→ **ASSIGNED TASK**
Find the string "title" in the listing below and return each line it appears in.

→ **DATA EXCERPTS**
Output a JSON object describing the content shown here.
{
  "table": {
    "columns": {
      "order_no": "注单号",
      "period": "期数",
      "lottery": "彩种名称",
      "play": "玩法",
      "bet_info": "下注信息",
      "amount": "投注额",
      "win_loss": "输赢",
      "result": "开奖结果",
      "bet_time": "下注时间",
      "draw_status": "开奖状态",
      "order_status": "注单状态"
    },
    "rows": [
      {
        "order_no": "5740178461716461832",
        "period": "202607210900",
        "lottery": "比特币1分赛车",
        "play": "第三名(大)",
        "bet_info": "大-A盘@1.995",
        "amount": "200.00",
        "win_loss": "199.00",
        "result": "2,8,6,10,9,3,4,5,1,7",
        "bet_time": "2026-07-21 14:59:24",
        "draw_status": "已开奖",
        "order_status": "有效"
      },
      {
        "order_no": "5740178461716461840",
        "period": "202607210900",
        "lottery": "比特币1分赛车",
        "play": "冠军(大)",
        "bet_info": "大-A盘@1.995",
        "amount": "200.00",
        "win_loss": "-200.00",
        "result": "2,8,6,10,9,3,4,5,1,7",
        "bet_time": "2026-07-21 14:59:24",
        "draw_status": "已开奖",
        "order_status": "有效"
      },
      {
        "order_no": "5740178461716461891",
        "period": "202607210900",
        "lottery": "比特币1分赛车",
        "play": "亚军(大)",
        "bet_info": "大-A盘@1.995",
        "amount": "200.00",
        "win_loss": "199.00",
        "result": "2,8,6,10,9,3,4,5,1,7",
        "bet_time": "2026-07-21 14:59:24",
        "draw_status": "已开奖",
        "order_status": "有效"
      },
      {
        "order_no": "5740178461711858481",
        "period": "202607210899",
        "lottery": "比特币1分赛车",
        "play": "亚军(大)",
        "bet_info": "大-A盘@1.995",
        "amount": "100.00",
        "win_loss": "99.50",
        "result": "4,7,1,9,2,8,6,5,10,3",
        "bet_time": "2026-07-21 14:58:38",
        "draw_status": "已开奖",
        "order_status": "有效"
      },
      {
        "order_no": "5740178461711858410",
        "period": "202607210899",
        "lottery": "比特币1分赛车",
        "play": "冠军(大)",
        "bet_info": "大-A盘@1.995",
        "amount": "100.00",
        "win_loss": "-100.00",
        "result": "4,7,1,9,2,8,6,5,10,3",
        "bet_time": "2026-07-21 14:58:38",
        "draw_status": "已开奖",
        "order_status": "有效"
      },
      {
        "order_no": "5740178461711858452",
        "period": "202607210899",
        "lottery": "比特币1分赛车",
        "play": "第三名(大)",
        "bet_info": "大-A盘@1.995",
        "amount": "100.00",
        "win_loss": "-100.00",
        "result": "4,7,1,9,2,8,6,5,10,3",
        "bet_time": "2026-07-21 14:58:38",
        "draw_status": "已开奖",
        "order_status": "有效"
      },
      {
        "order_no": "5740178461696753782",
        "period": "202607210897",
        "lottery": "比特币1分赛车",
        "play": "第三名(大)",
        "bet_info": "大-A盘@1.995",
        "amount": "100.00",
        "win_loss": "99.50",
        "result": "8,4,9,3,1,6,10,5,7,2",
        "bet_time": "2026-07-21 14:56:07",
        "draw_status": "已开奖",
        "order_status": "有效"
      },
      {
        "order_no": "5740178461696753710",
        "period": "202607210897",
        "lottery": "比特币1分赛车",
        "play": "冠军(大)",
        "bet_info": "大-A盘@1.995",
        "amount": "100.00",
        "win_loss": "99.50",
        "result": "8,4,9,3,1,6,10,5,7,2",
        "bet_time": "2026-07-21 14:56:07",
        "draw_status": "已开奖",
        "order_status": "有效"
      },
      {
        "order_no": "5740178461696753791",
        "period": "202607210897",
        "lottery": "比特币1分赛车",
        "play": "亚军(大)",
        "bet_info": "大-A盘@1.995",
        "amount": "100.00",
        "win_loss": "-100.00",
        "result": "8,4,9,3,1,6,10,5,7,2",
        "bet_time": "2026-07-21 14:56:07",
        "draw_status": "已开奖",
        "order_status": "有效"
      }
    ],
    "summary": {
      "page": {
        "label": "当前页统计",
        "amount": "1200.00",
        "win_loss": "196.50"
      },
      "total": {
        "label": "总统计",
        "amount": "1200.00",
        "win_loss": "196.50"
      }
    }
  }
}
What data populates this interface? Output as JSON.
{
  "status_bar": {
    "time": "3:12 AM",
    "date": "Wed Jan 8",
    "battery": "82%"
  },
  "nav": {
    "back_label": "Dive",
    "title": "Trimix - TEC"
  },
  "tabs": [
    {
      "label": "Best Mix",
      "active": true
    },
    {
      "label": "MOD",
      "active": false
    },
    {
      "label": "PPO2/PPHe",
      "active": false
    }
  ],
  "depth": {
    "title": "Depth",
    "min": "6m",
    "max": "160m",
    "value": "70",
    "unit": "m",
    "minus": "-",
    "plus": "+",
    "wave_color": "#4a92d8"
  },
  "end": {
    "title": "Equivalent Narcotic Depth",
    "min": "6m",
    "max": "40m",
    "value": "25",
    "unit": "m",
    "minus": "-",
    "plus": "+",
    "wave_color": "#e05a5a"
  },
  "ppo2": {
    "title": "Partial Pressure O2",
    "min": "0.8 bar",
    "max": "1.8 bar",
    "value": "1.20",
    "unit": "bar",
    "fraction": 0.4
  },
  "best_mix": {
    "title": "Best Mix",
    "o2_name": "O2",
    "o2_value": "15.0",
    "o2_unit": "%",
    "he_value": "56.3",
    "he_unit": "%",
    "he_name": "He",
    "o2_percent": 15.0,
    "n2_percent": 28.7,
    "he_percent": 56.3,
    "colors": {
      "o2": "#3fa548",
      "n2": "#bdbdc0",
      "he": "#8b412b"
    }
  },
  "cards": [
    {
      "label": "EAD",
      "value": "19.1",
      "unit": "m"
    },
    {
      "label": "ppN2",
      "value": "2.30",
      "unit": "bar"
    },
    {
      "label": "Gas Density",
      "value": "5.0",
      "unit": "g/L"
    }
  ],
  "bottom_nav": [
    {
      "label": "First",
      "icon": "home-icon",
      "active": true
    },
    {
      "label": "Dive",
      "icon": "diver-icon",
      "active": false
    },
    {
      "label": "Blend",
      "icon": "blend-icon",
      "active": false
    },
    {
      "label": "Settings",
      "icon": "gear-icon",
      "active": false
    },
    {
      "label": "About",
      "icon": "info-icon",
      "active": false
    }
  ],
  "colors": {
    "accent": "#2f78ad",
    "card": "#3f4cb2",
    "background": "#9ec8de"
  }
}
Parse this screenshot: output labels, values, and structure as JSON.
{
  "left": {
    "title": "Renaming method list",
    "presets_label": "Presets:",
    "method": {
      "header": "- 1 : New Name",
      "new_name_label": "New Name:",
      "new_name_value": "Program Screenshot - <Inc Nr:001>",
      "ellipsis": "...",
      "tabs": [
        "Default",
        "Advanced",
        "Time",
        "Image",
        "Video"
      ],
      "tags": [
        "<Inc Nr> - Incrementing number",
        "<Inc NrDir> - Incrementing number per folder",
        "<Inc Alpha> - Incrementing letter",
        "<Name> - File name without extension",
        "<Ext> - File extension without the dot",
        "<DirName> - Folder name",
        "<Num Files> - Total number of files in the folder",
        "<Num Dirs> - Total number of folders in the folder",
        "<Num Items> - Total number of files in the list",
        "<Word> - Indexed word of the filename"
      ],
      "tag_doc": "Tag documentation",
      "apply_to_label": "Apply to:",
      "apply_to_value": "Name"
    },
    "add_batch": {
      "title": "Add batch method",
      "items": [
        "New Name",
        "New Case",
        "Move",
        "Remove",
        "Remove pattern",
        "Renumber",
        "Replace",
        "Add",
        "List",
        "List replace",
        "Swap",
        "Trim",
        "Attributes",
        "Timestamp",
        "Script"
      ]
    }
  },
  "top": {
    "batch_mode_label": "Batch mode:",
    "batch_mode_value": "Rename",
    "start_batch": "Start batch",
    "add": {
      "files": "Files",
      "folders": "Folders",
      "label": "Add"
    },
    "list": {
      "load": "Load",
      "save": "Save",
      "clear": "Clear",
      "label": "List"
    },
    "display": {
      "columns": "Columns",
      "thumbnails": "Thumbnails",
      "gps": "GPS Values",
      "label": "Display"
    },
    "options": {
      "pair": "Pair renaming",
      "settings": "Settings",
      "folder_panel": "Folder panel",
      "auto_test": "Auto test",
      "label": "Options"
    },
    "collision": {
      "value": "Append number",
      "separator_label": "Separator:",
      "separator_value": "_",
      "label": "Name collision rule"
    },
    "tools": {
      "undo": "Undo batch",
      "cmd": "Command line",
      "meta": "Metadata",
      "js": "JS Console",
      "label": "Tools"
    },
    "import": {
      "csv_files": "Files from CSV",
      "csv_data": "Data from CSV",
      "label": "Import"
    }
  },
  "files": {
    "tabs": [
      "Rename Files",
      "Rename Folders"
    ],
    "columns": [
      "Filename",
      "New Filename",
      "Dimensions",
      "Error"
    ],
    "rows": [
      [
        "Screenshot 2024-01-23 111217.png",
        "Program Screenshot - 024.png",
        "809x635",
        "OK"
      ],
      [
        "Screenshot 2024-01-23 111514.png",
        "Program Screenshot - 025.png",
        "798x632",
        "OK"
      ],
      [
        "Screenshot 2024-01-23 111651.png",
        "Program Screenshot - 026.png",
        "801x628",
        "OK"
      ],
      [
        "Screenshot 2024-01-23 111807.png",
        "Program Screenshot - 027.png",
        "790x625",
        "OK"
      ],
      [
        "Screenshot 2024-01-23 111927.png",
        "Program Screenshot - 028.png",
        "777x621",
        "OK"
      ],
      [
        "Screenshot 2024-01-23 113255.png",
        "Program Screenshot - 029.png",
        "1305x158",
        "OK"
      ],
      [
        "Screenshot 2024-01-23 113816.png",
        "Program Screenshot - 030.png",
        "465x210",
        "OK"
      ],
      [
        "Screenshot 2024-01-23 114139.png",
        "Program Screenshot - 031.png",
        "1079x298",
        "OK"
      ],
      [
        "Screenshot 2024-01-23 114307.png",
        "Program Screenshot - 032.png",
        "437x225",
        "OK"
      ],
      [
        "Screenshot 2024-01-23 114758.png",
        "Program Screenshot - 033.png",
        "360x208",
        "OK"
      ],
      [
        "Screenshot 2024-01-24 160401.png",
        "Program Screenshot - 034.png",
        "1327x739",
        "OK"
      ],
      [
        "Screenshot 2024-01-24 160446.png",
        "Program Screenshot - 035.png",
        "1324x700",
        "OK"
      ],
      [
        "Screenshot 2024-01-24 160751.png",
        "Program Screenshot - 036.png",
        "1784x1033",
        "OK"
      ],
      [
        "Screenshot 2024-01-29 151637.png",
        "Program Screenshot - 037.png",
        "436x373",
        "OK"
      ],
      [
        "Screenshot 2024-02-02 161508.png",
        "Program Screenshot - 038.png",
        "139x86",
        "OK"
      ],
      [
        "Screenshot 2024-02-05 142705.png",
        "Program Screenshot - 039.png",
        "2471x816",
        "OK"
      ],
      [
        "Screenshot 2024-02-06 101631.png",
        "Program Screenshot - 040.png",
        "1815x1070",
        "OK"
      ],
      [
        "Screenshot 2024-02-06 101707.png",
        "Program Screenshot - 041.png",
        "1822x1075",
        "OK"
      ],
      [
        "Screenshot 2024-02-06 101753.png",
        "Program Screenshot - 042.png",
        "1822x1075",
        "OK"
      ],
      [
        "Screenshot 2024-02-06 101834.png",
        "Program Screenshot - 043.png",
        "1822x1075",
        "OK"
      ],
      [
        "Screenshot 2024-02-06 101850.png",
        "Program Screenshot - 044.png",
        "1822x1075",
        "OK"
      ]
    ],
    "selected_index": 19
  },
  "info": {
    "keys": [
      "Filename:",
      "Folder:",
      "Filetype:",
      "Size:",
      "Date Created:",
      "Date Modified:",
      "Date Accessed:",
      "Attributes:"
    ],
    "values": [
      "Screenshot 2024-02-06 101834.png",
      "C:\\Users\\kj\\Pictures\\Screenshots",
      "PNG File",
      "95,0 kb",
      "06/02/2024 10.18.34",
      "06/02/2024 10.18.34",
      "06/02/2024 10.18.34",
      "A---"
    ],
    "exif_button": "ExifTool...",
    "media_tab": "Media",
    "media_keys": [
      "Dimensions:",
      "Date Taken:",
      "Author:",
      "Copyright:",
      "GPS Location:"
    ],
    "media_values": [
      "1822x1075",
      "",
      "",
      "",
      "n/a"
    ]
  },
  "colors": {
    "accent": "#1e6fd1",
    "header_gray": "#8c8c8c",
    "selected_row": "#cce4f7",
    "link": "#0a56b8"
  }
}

→ **ANSWER**
    "title": "Trimix - TEC"
    "title": "Depth",
    "title": "Equivalent Narcotic Depth",
    "title": "Partial Pressure O2",
    "title": "Best Mix",
    "title": "Renaming method list",
      "title": "Add batch method",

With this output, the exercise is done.